The fingers are getting stickier in retail.
Losses from theft, fraud and other kinds of retail shrinkage rose 22 percent to $61.7 billion last year, according to an annual survey of 69 loss prevention and asset protection executives by the National Retail Federation.
That means the industry saw the sales of two-and-a-half Macy’s Inc.’s simply disappear. (Macy’s logged annual sales of $24.6 billion in sales last year.)
The survey, which did not delve into activity this year, found increases in shoplifting, organized retail crime and employee theft.
“Between an increase in incidents and new ways to steal, shrink is at an all-time high,” said Mark Mathews, vice president for research development and industry analysis at the trade group. “Loss prevention experts are facing unprecedented challenges from individual shoplifters to organized gangs to highly skilled cybercriminals.
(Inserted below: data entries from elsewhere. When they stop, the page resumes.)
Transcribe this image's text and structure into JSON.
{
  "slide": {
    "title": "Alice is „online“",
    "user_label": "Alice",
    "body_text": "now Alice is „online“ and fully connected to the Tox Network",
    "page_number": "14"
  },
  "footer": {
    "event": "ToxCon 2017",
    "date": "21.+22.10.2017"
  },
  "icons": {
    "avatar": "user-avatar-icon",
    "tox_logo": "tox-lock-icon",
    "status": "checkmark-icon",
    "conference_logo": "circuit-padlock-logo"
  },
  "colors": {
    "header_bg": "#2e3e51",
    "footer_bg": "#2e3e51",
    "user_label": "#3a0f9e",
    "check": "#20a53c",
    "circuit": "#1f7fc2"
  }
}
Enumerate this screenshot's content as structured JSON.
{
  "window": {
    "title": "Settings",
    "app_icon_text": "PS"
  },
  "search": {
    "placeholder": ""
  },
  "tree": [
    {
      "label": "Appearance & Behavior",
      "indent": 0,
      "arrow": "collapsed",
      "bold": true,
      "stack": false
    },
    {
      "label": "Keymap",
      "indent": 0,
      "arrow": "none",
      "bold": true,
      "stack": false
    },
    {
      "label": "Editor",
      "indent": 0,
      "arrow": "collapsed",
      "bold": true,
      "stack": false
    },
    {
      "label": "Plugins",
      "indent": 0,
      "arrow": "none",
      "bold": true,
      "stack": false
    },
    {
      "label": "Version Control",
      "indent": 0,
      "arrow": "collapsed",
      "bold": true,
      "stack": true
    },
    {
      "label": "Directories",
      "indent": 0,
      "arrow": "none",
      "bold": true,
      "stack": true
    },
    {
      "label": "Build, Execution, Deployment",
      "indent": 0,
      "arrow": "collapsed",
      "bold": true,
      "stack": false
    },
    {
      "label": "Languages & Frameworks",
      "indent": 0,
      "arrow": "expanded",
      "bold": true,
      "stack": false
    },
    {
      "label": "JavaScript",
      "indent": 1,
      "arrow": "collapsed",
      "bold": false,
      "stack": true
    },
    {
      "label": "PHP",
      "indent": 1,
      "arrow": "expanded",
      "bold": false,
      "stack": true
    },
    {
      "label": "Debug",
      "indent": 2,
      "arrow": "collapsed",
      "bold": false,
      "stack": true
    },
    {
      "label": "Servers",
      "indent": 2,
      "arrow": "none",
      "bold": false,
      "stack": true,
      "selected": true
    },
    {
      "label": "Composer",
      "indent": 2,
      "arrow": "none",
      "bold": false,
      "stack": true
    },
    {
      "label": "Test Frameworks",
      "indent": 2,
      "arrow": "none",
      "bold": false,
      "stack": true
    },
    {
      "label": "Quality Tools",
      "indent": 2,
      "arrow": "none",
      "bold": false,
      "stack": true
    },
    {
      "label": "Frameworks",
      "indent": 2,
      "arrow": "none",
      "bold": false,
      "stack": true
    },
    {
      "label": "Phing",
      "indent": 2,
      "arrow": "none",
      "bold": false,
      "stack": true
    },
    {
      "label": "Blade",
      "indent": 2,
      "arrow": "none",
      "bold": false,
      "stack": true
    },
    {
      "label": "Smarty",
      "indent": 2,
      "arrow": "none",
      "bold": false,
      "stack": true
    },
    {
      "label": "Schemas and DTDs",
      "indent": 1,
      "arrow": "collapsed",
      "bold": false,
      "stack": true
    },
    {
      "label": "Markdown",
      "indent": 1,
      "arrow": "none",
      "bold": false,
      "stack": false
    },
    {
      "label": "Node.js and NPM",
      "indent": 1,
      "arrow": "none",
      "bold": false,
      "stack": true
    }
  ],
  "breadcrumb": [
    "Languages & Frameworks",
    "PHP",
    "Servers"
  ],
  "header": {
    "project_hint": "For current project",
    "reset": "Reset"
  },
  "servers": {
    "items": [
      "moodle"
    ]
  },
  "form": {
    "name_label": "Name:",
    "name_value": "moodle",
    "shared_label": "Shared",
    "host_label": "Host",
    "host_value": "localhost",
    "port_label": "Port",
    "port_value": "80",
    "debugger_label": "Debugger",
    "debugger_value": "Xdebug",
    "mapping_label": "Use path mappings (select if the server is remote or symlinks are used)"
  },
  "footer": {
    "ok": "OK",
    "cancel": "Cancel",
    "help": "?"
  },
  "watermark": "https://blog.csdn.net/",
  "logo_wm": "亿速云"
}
Retailers are responding with both traditional methods and the latest technology, but this is an ongoing challenge that can only be won with the support of lawmakers and law enforcement.”
Overall, shrink averaged 1.6 percent last year, up from 1.4 percent in 2018 and a run rate of about 1.4 percent over the past few years.
The NRF said theft has increased as states have tweaked laws, increasing the dollar threshold for felony charges.
For years, the industry has been struggling with gangs that specifically target retailers, traveling up and down main thoroughfares and hitting stores with coordinated shoplifting efforts and then moving on quickly to several targets.
“Members of [organized retail crime] gangs often make multiple small thefts, staying below the felony threshold to avoid prosecution, so NRF has called for repeat offenses to be aggregated and counted toward felony thresholds to reflect the serious nature of organized theft,” the group said.
Shoplifting, organized theft and employee theft typically account for two-thirds of shrink — an issue that, like the rest of retail, has become increasingly digital.
Forty-nine percent of the executives surveyed said the largest increase in fraud last year occurred in stores, but 26 percent pointed instead to the web and 19 percent singled out multichannel sales, including the buy online, pick up in store business.